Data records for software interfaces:
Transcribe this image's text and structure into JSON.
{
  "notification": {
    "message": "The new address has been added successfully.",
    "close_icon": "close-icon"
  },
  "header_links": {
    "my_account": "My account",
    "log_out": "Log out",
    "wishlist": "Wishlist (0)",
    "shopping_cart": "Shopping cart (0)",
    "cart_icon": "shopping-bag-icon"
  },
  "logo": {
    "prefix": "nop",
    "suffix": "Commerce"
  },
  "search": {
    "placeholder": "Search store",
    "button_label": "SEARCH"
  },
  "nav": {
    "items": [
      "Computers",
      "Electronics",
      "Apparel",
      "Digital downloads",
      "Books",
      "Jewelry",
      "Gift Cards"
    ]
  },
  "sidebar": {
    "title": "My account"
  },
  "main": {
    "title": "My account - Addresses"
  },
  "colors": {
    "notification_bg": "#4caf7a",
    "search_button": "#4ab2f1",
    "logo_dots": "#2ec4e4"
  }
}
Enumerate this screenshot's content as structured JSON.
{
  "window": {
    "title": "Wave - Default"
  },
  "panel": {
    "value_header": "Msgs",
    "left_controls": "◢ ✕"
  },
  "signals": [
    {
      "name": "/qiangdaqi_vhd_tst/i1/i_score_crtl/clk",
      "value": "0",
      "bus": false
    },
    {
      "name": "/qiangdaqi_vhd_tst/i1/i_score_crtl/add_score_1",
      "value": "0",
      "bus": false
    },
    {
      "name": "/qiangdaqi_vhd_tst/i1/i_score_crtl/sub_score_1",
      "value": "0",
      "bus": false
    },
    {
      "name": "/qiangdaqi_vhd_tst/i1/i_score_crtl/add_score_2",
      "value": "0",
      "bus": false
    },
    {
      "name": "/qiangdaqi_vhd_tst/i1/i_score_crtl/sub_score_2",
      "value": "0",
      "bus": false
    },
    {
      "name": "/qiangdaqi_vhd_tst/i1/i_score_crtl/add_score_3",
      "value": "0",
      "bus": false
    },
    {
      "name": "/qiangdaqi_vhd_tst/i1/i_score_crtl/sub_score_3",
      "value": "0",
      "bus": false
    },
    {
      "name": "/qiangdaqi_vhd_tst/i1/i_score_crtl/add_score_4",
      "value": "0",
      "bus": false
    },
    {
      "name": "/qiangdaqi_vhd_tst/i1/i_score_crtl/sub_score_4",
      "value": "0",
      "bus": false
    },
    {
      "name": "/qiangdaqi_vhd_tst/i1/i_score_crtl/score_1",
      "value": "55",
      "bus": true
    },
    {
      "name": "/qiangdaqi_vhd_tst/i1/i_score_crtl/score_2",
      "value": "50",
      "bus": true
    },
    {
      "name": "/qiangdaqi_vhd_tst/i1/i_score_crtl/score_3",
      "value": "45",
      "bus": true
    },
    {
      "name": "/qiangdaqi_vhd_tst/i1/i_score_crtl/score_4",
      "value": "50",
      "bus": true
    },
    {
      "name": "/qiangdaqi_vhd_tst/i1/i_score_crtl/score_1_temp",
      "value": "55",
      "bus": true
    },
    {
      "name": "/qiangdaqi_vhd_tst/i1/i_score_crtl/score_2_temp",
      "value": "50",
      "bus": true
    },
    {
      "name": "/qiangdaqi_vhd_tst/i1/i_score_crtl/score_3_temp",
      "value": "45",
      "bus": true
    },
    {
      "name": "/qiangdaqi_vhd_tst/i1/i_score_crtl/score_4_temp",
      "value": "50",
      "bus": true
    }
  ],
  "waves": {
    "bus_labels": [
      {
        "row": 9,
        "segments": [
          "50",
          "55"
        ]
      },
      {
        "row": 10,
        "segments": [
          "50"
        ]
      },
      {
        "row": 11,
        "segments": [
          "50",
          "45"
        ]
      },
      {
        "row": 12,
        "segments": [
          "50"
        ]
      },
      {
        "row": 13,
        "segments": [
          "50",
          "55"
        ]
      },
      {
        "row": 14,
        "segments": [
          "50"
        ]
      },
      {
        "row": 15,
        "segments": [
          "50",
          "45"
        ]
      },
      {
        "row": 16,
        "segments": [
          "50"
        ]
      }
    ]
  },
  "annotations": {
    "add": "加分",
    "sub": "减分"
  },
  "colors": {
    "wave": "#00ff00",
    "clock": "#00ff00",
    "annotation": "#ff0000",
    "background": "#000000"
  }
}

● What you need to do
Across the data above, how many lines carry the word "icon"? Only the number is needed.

● Answer section
2